Radioisotope decay rates are renowned for constancy under normal conditions, so this assumption appears reasonable.But two observations and two clues omitted from physics textbook discussions of radiodating show that these radioisotope “clocks” are broken.First, scientists have observed that radioactive isotope (radioisotope) decay rates do fluctuate, including Th-228, Rn-22, and Si-32.
The solar estimate was based on the idea that the energy supply for the solar radioactive flux is gravitational contraction.
These two independent and agreeing dating methods for of the age of two primary members of the solar system formed a strong case for the correctness of his answer within the scientific community.
As one answer to his critics, Kelvin produced a completely independent estimate -- this time for the age of the Sun.

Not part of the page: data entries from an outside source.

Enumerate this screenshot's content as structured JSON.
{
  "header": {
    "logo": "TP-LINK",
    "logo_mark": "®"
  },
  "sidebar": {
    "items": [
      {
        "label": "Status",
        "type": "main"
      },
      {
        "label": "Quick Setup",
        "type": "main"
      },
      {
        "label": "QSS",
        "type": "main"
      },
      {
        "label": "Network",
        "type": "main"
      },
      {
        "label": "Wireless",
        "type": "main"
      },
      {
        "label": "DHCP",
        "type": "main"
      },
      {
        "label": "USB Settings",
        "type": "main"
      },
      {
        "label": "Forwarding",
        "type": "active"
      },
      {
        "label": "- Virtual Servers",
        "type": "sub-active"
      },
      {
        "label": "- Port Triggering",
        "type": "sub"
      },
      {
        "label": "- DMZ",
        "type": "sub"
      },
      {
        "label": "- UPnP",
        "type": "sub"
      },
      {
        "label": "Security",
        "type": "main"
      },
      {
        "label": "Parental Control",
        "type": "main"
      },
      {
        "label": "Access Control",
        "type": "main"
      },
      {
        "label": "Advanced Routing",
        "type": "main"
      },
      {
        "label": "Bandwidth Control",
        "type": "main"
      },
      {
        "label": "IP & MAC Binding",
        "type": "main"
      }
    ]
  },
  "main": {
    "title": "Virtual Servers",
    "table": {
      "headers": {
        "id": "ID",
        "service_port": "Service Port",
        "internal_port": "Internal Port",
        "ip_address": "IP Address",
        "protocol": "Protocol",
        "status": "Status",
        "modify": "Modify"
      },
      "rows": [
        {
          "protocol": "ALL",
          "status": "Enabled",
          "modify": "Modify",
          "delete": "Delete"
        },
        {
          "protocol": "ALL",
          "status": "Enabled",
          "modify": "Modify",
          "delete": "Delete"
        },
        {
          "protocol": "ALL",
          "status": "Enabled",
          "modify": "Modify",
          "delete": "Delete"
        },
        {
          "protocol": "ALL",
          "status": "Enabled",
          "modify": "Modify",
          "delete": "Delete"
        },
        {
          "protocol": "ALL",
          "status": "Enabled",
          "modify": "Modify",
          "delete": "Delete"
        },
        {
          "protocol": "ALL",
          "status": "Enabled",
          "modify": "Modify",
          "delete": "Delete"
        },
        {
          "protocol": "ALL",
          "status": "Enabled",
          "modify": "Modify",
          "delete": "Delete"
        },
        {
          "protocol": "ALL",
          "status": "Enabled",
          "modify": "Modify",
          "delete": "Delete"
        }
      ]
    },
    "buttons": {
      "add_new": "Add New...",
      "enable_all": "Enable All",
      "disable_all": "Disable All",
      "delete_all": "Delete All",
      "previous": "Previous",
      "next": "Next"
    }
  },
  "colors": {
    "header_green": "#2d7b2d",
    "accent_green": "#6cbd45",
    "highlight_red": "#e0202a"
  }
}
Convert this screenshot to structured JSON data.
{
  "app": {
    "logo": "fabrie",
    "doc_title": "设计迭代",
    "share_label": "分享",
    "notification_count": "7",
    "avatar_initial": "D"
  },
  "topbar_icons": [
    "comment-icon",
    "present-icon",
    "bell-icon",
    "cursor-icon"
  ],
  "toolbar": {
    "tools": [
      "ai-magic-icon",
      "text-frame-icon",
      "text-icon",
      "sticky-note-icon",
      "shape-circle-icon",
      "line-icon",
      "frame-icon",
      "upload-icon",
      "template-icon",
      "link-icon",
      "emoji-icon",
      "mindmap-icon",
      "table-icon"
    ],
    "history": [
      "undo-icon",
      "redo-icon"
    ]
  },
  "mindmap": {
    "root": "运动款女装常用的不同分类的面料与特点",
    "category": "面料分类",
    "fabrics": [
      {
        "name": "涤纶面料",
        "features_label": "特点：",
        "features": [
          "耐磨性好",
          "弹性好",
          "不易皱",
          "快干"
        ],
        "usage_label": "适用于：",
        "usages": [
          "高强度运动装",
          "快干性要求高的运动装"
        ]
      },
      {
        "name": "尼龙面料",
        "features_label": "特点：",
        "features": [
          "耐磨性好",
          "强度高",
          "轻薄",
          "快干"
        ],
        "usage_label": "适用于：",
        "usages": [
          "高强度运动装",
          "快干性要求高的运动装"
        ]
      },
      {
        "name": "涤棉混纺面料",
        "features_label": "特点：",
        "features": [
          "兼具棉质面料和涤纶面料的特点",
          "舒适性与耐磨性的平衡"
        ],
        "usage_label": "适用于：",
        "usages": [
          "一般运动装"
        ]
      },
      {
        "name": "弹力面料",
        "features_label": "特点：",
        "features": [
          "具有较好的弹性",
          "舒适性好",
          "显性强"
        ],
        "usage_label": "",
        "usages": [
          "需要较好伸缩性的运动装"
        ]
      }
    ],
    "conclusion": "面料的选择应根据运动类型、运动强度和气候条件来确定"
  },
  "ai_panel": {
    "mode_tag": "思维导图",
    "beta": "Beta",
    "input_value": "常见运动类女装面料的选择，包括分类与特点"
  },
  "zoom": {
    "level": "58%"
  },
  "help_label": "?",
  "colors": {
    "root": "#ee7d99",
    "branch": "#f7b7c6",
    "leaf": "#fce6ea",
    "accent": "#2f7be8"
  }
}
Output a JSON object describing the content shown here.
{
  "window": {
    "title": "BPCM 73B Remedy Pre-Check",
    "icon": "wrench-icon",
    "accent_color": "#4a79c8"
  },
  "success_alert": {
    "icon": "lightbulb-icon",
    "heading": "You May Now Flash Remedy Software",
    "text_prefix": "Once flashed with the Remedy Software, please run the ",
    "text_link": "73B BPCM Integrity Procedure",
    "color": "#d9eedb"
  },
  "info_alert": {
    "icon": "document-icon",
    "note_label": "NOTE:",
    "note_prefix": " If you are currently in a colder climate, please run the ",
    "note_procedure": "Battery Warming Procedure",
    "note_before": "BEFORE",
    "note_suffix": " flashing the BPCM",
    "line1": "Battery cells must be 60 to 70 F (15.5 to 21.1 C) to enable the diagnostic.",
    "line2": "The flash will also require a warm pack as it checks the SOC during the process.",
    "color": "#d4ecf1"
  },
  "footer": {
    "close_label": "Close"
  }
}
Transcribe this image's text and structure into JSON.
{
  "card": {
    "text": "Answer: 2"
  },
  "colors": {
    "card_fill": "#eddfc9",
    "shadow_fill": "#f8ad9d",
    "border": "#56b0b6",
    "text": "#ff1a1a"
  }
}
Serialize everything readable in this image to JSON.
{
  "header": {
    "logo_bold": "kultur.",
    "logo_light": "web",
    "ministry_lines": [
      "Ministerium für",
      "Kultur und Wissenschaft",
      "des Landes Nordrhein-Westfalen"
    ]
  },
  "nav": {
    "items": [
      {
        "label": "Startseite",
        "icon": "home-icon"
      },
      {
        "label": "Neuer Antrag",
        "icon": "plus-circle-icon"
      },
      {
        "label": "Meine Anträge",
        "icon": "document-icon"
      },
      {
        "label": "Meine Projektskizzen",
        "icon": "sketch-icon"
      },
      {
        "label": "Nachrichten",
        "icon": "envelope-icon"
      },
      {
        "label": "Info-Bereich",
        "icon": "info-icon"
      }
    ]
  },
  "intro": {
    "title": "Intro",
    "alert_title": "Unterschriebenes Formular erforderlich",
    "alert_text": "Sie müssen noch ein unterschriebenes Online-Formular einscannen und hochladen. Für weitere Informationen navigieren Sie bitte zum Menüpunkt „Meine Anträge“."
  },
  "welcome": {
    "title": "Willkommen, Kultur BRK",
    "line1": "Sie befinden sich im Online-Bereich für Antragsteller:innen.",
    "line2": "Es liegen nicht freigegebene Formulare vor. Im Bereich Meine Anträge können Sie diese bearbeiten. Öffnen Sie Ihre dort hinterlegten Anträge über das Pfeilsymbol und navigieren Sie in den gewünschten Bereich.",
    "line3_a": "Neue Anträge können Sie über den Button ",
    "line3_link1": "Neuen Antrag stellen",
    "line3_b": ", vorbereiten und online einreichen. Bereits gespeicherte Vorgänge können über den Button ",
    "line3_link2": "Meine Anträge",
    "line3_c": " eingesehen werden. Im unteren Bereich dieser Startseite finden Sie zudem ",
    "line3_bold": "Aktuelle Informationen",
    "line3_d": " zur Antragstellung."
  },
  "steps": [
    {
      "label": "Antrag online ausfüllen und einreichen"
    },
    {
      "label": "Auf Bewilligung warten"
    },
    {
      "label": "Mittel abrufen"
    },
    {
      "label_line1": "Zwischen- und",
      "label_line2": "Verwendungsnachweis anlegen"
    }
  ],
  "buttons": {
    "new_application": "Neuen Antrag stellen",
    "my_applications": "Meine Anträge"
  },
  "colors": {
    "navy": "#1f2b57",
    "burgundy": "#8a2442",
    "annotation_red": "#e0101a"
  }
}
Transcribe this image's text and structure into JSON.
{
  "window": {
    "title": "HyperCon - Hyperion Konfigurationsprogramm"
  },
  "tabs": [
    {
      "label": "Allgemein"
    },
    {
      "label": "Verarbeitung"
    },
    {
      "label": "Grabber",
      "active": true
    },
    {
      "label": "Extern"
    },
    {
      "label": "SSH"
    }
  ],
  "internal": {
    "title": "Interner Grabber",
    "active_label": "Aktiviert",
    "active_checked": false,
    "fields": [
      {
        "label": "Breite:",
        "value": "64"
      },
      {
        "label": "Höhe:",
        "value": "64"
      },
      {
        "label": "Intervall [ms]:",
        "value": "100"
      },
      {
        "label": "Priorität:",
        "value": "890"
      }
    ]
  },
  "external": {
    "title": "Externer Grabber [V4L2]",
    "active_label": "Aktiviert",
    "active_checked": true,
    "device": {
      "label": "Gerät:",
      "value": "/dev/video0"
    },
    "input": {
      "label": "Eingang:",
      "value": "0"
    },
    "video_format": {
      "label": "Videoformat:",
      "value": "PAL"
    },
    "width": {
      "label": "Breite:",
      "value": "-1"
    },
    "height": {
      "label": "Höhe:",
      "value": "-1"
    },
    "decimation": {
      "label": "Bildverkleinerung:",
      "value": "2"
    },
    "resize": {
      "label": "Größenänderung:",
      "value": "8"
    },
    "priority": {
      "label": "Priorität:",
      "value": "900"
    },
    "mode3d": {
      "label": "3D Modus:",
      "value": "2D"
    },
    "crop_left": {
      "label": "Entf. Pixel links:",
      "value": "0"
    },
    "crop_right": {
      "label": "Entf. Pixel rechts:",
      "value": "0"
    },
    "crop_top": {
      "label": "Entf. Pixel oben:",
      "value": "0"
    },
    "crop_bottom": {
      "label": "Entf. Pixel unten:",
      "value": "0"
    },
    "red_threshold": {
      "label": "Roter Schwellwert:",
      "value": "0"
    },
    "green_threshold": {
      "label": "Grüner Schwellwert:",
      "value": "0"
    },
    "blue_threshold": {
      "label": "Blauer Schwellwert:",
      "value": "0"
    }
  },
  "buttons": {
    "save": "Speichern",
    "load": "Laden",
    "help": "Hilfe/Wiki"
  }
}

His result was in close agreement with his estimate of the age of the earth.
Billions of years’ worth of uranium decay (at today’s rates) must have occurred within polonium’s lifetime of hundreds of days.
This could only occur if radiodecay was once much faster.
but nobody yet knows the exact cause of the acceleration.
Trapped helium and short-lived polonium radiohalos present in granite suggest that radiodecay rates were once much higher than they are today.
Finally in 1976, it was discovered that the earth is "really" 4.6 billion years old… The answer of 25 million years deduced by Kelvin was not received favorably by geologists.